In 2009, the mainline Christian denominations continued to be drawn into conflicts around wedge issues such as same-sex marriage and ordination of women. These conflicts over wedge issues may be exacerbated by religious conservative activists, including the misnamed “Institute on Religion and Democracy” (IRD), and overseas groups such as the conservative Anglican bishops in Africa who continue to intervene in the U.S. Episcopal Church. Indeed, according to some observers, groupslike the IRD use wedge issues to deliberately sabotage mainline and liberal Christian denominations.
2009 saw growing rifts in the Episcopal Church, and ongoing conflict in the United Methodist Church, the Presbyterian Church (U.S.A.), etc. I was unable to determine if the United Church of Christ continued to face the problem of conservative individuals funded by outside groups taking over local congregations. Back in 2006, in an interview with Dan Wakefield, theologian Harvey Cox said, “The energy of mainline Protestant churches has been absorbed by the battles over abortion, and over gay rights and gay marriage that’s divided entire denominations in recent years. There’s nothing left over for the kind of battles that were fought in the past for peace and justice in the nation and the world.” (The Hijacking of Jesus, p. 102) Three years later, the situation has not changed.
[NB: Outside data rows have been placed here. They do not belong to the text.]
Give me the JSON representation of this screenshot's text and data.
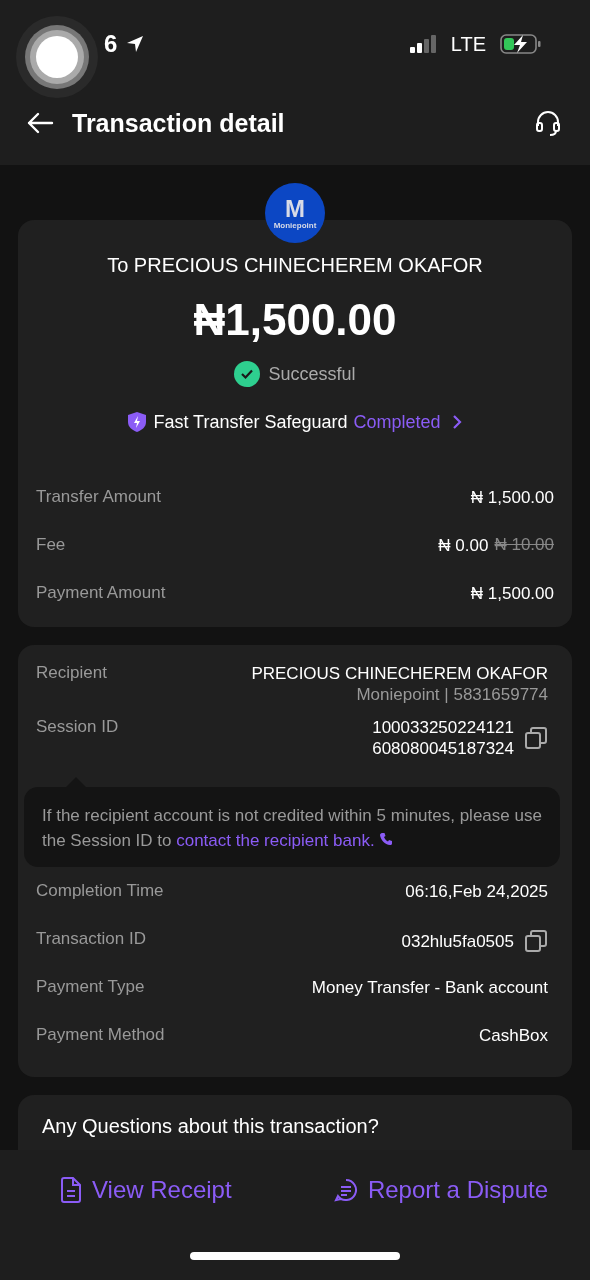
{
  "status_bar": {
    "time": "6",
    "network": "LTE"
  },
  "header": {
    "title": "Transaction detail"
  },
  "summary": {
    "logo": {
      "letter": "M",
      "name": "Moniepoint"
    },
    "recipient_line": "To PRECIOUS CHINECHEREM OKAFOR",
    "amount": "₦1,500.00",
    "status": {
      "label": "Successful",
      "success": true
    },
    "safeguard": {
      "label": "Fast Transfer Safeguard",
      "state": "Completed"
    },
    "rows": [
      {
        "label": "Transfer Amount",
        "value": "₦ 1,500.00"
      },
      {
        "label": "Fee",
        "value": "₦ 0.00",
        "old_value": "₦ 10.00"
      },
      {
        "label": "Payment Amount",
        "value": "₦ 1,500.00"
      }
    ]
  },
  "details": {
    "rows": [
      {
        "label": "Recipient",
        "value": "PRECIOUS CHINECHEREM OKAFOR",
        "sub": "Moniepoint | 5831659774",
        "copyable": false
      },
      {
        "label": "Session ID",
        "value": "100033250224121 608080045187324",
        "copyable": true,
        "tooltip": {
          "text": "If the recipient account is not credited within 5 minutes, please use the Session ID to",
          "link": "contact the recipient bank."
        }
      },
      {
        "label": "Completion Time",
        "value": "06:16,Feb 24,2025",
        "copyable": false
      },
      {
        "label": "Transaction ID",
        "value": "032hlu5fa0505",
        "copyable": true
      },
      {
        "label": "Payment Type",
        "value": "Money Transfer - Bank account",
        "copyable": false
      },
      {
        "label": "Payment Method",
        "value": "CashBox",
        "copyable": false
      }
    ]
  },
  "questions": {
    "title": "Any Questions about this transaction?"
  },
  "actions": [
    {
      "kind": "receipt",
      "label": "View Receipt"
    },
    {
      "kind": "dispute",
      "label": "Report a Dispute"
    }
  ]
}
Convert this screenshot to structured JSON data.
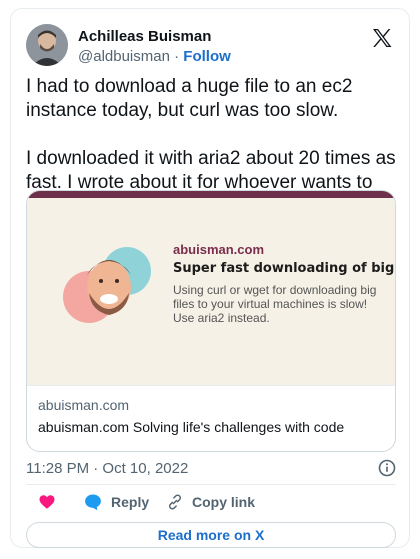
{
  "author": {
    "name": "Achilleas Buisman",
    "handle": "@aldbuisman",
    "separator": " · ",
    "follow_label": "Follow"
  },
  "tweet": {
    "text": "I had to download a huge file to an ec2 instance today, but curl was too slow.\n\nI downloaded it with aria2 about 20 times as fast. I wrote about it for whoever wants to see:"
  },
  "link_card": {
    "preview_site": "abuisman.com",
    "preview_headline": "Super fast downloading of big files",
    "preview_description": "Using curl or wget for downloading big files to your virtual machines is slow! Use aria2 instead.",
    "domain": "abuisman.com",
    "title": "abuisman.com Solving life's challenges with code"
  },
  "timestamp": "11:28 PM · Oct 10, 2022",
  "actions": {
    "reply_label": "Reply",
    "copy_label": "Copy link"
  },
  "read_more_label": "Read more on X",
  "colors": {
    "accent": "#1d6fcc",
    "like": "#f91880",
    "reply": "#1d9bf0",
    "card_band": "#6d2f4a",
    "card_bg": "#f5f1e6"
  },
  "icons": [
    "x-logo-icon",
    "heart-icon",
    "reply-bubble-icon",
    "link-icon",
    "info-icon"
  ]
}
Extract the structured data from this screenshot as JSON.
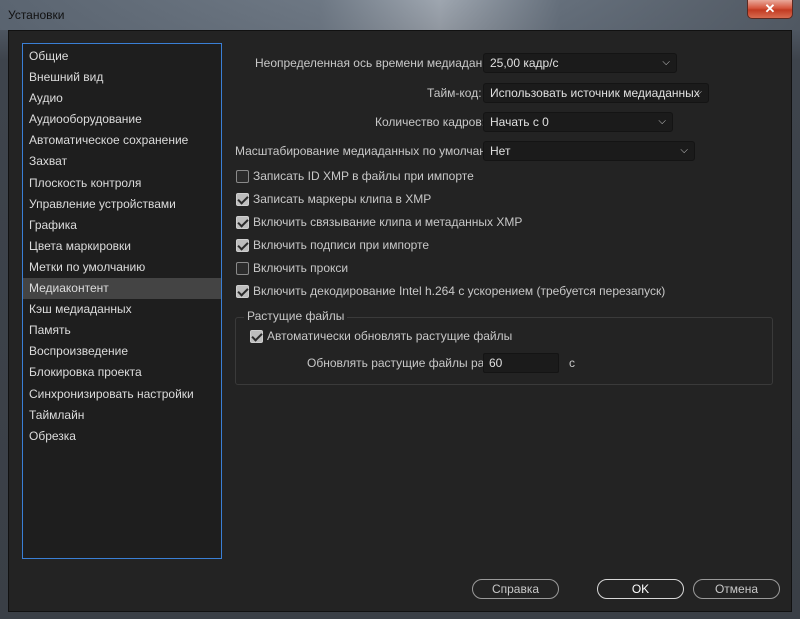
{
  "window": {
    "title": "Установки",
    "close_glyph": "✕"
  },
  "sidebar": {
    "items": [
      {
        "label": "Общие"
      },
      {
        "label": "Внешний вид"
      },
      {
        "label": "Аудио"
      },
      {
        "label": "Аудиооборудование"
      },
      {
        "label": "Автоматическое сохранение"
      },
      {
        "label": "Захват"
      },
      {
        "label": "Плоскость контроля"
      },
      {
        "label": "Управление устройствами"
      },
      {
        "label": "Графика"
      },
      {
        "label": "Цвета маркировки"
      },
      {
        "label": "Метки по умолчанию"
      },
      {
        "label": "Медиаконтент"
      },
      {
        "label": "Кэш медиаданных"
      },
      {
        "label": "Память"
      },
      {
        "label": "Воспроизведение"
      },
      {
        "label": "Блокировка проекта"
      },
      {
        "label": "Синхронизировать настройки"
      },
      {
        "label": "Таймлайн"
      },
      {
        "label": "Обрезка"
      }
    ],
    "selected": "Медиаконтент"
  },
  "settings": {
    "timebase": {
      "label": "Неопределенная ось времени медиаданных:",
      "value": "25,00 кадр/с"
    },
    "timecode": {
      "label": "Тайм-код:",
      "value": "Использовать источник медиаданных"
    },
    "frame_count": {
      "label": "Количество кадров:",
      "value": "Начать с 0"
    },
    "scaling": {
      "label": "Масштабирование медиаданных по умолчанию:",
      "value": "Нет"
    }
  },
  "checkboxes": [
    {
      "label": "Записать ID XMP в файлы при импорте",
      "checked": false
    },
    {
      "label": "Записать маркеры клипа в XMP",
      "checked": true
    },
    {
      "label": "Включить связывание клипа и метаданных XMP",
      "checked": true
    },
    {
      "label": "Включить подписи при импорте",
      "checked": true
    },
    {
      "label": "Включить прокси",
      "checked": false
    },
    {
      "label": "Включить декодирование Intel h.264 с ускорением (требуется перезапуск)",
      "checked": true
    }
  ],
  "growing_files": {
    "title": "Растущие файлы",
    "auto_refresh": {
      "label": "Автоматически обновлять растущие файлы",
      "checked": true
    },
    "refresh_label": "Обновлять растущие файлы раз в",
    "refresh_value": "60",
    "unit": "с"
  },
  "buttons": {
    "help": "Справка",
    "ok": "OK",
    "cancel": "Отмена"
  },
  "icons": {
    "dropdown": "chevron-down-icon",
    "checkbox_check": "check-icon"
  }
}
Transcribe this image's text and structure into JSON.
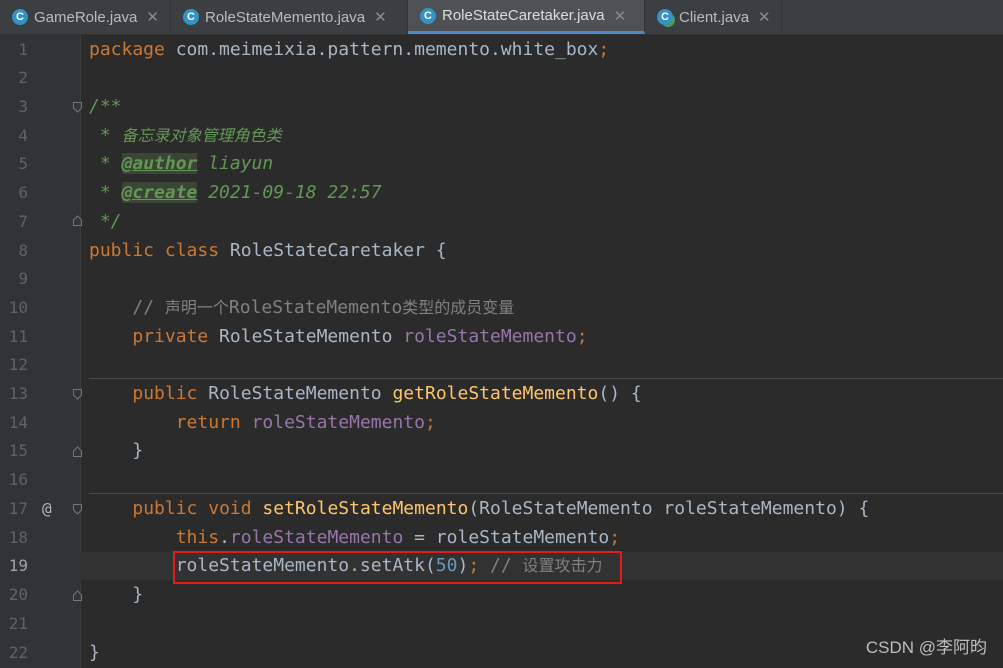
{
  "tabs": [
    {
      "label": "GameRole.java",
      "icon": "class-icon"
    },
    {
      "label": "RoleStateMemento.java",
      "icon": "class-icon"
    },
    {
      "label": "RoleStateCaretaker.java",
      "icon": "class-icon",
      "active": true
    },
    {
      "label": "Client.java",
      "icon": "runnable-class-icon"
    }
  ],
  "tab_close_glyph": "✕",
  "tab_icon_letter": "C",
  "gutter": {
    "line_numbers": [
      "1",
      "2",
      "3",
      "4",
      "5",
      "6",
      "7",
      "8",
      "9",
      "10",
      "11",
      "12",
      "13",
      "14",
      "15",
      "16",
      "17",
      "18",
      "19",
      "20",
      "21",
      "22"
    ],
    "current_line": "19",
    "override_marker": "@"
  },
  "code": {
    "l1_kw": "package",
    "l1_rest": " com.meimeixia.pattern.memento.white_box",
    "l1_semi": ";",
    "l3": "/**",
    "l4_star": " * ",
    "l4_text": "备忘录对象管理角色类",
    "l5_star": " * ",
    "l5_tag": "@author",
    "l5_val": " liayun",
    "l6_star": " * ",
    "l6_tag": "@create",
    "l6_val": " 2021-09-18 22:57",
    "l7": " */",
    "l8_kw1": "public",
    "l8_kw2": " class",
    "l8_rest": " RoleStateCaretaker {",
    "l10_indent": "    ",
    "l10_slashes": "// ",
    "l10_cjk1": "声明一个",
    "l10_type": "RoleStateMemento",
    "l10_cjk2": "类型的成员变量",
    "l11_indent": "    ",
    "l11_kw": "private",
    "l11_type": " RoleStateMemento ",
    "l11_field": "roleStateMemento",
    "l11_semi": ";",
    "l13_indent": "    ",
    "l13_kw": "public",
    "l13_type": " RoleStateMemento ",
    "l13_fn": "getRoleStateMemento",
    "l13_rest": "() {",
    "l14_indent": "        ",
    "l14_kw": "return",
    "l14_sp": " ",
    "l14_field": "roleStateMemento",
    "l14_semi": ";",
    "l15": "    }",
    "l17_indent": "    ",
    "l17_kw1": "public",
    "l17_kw2": " void",
    "l17_sp": " ",
    "l17_fn": "setRoleStateMemento",
    "l17_rest": "(RoleStateMemento roleStateMemento) {",
    "l18_indent": "        ",
    "l18_kw": "this",
    "l18_dot": ".",
    "l18_field": "roleStateMemento",
    "l18_rest": " = roleStateMemento",
    "l18_semi": ";",
    "l19_indent": "        ",
    "l19_call": "roleStateMemento.setAtk(",
    "l19_num": "50",
    "l19_close": ")",
    "l19_semi": ";",
    "l19_slashes": " // ",
    "l19_cjk": "设置攻击力",
    "l20": "    }",
    "l22": "}"
  },
  "watermark": "CSDN @李阿昀",
  "colors": {
    "editor_bg": "#2b2b2b",
    "keyword": "#cc7832",
    "method": "#ffc66d",
    "field": "#9876aa",
    "number": "#6897bb",
    "doc_comment": "#629755",
    "highlight_box": "#e21b1b"
  }
}
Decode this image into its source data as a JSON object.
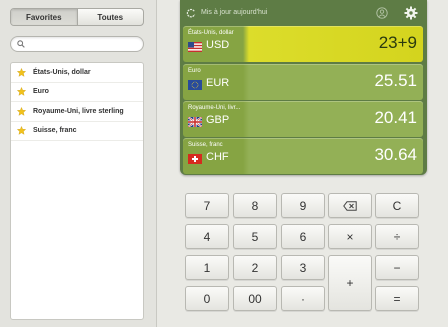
{
  "left": {
    "tabs": [
      "Favorites",
      "Toutes"
    ],
    "search": {
      "placeholder": "",
      "value": ""
    },
    "favorites": [
      {
        "name": "États-Unis, dollar",
        "icon": "star-icon"
      },
      {
        "name": "Euro",
        "icon": "star-icon"
      },
      {
        "name": "Royaume-Uni, livre sterling",
        "icon": "star-icon"
      },
      {
        "name": "Suisse, franc",
        "icon": "star-icon"
      }
    ]
  },
  "board": {
    "updated": "Mis à jour aujourd'hui",
    "rows": [
      {
        "name": "États-Unis, dollar",
        "code": "USD",
        "value": "23+9",
        "flag": "us-flag-icon"
      },
      {
        "name": "Euro",
        "code": "EUR",
        "value": "25.51",
        "flag": "eu-flag-icon"
      },
      {
        "name": "Royaume-Uni, livr...",
        "code": "GBP",
        "value": "20.41",
        "flag": "uk-flag-icon"
      },
      {
        "name": "Suisse, franc",
        "code": "CHF",
        "value": "30.64",
        "flag": "ch-flag-icon"
      }
    ]
  },
  "keypad": {
    "k7": "7",
    "k8": "8",
    "k9": "9",
    "clear": "C",
    "k4": "4",
    "k5": "5",
    "k6": "6",
    "multiply": "×",
    "divide": "÷",
    "k1": "1",
    "k2": "2",
    "k3": "3",
    "minus": "−",
    "k0": "0",
    "k00": "00",
    "dot": "·",
    "plus": "+",
    "equals": "="
  },
  "colors": {
    "board": "#5e7c45",
    "row": "#8fab52",
    "selected_row": "#dbdc2a"
  }
}
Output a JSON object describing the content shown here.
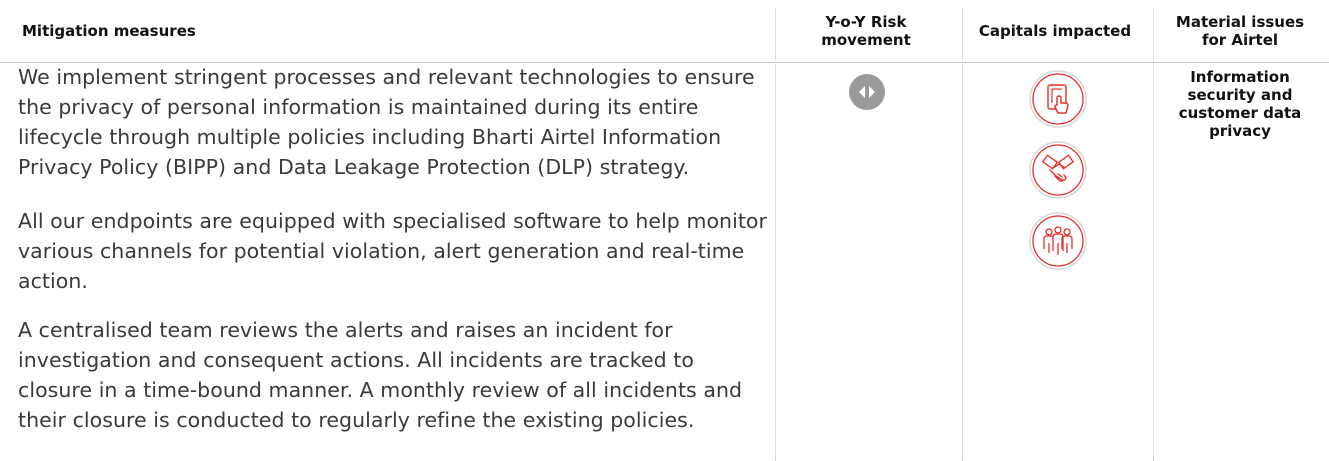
{
  "header": {
    "mitigation": "Mitigation measures",
    "risk_line1": "Y-o-Y Risk",
    "risk_line2": "movement",
    "capitals": "Capitals impacted",
    "material_line1": "Material issues",
    "material_line2": "for Airtel"
  },
  "paragraphs": [
    "We implement stringent processes and relevant technologies to ensure the privacy of personal information is maintained during its entire lifecycle through multiple policies including Bharti Airtel Information Privacy Policy (BIPP) and Data Leakage Protection (DLP) strategy.",
    "All our endpoints are equipped with specialised software to help monitor various channels for potential violation, alert generation and real-time action.",
    "A centralised team reviews the alerts and raises an incident for investigation and consequent actions. All incidents are tracked to closure in a time-bound manner. A monthly review of all incidents and their closure is conducted to regularly refine the existing policies."
  ],
  "risk_movement": {
    "icon": "risk-unchanged-icon",
    "color": "#9a9a9a"
  },
  "capitals_icons": [
    {
      "icon": "digital-touch-icon",
      "color": "#e4302b"
    },
    {
      "icon": "handshake-icon",
      "color": "#e4302b"
    },
    {
      "icon": "people-group-icon",
      "color": "#e4302b"
    }
  ],
  "material_issue": {
    "line1": "Information",
    "line2": "security and",
    "line3": "customer data",
    "line4": "privacy"
  }
}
Unitarian Universalism, closely related as we are theologically and historically to the mainline churches, has been affected in different ways by the continuing conflicts over wedge issues. Because we embrace same-sex marriage, women’s right to choice, and ordination of women, Unitarian Universalism has become marginal in U.S. political culture; it is difficult to believe that any Unitarian Universalist could become president of the United States. We Unitarian Universalists seem to have embraced our politically marginal status to the point where many Unitarian Universalists automatically stake out politically liberal positions — without ever determining if political liberalism and the Democratic party can be equated with religious liberalism. This peculiar politico-religious orthodoxy continued to hamper open conversations about, and honest critiques of: second-wave feminist theology; identity politics; and the way we are beholden to consumer capitalism. Yet second-wave feminism primarily benefits upper middle class white women; identity politics forces the kind of binary identity choices that we say we deplore in theology; and consumer capitalism directly contradicts several of those “seven principles” that we tout.
In another part of the region where liberal religion and politics intersect, the religious right has been doing a very good job or helping liberal Christians (and, to the extent they bother with us, helping Unitarian Universalists) stay on the margins. A very public example of this marginalization is Barack Obama. Religious conservatives forced Obama to repudiate his liberal Christian UCC church during the campaign, and since then the Obama family has not settled on a regular church to attend — I suspect that the Obamas can’t stand the theology of the politically acceptable churches, while Barack Obama can’t stand the political consequences of attending another UCC church, or any liberal Christian church for that matter. The situation has gotten bad enough that, to the best of my knowledge, the Obamas did not attend church on Christmas eve. (A BBC commentator has suggested that the Obamas would best fit in with Florida Street Friends Meeting [Quaker] in D.C., and I suspect he’s right — but such a church choice would be political suicide.) Obama is but one prominent example of the marginalization of liberal Christianity in U.S. political life.
As a religious educator, I can’t help adding that this is not good for the religious education of the Obama children. Their children need exposure to a living religious community in addition to whatever home-based religious education the Obamas may provide. Michelle, forget the political cost to Barack — take the kids to Florida Street Meeting!
One can only hope that in 2010 we religious liberals — especially we Unitarian Universalists — learn to start from liberal theology, rather than starting from liberal politics. Instead of toeing the politically liberal party line, let’s clearly articulate the religiously liberal party line: that individual salvation is not good enough because we have to save the whole world; that it’s most important to help those who are poor, those who are suffering, and those who have been pushed to the margins of society; that women are just as good as men; that consumer capitalism treats human beings as mere consumers, and falsely states that the highest good in life is buying more stuff. From a pragmatic point of view, maybe we’ll be doing many of the same things — but we’ll have religious, not political, reasons for doing them.
And if we can do that, we’ll really be newsworthy.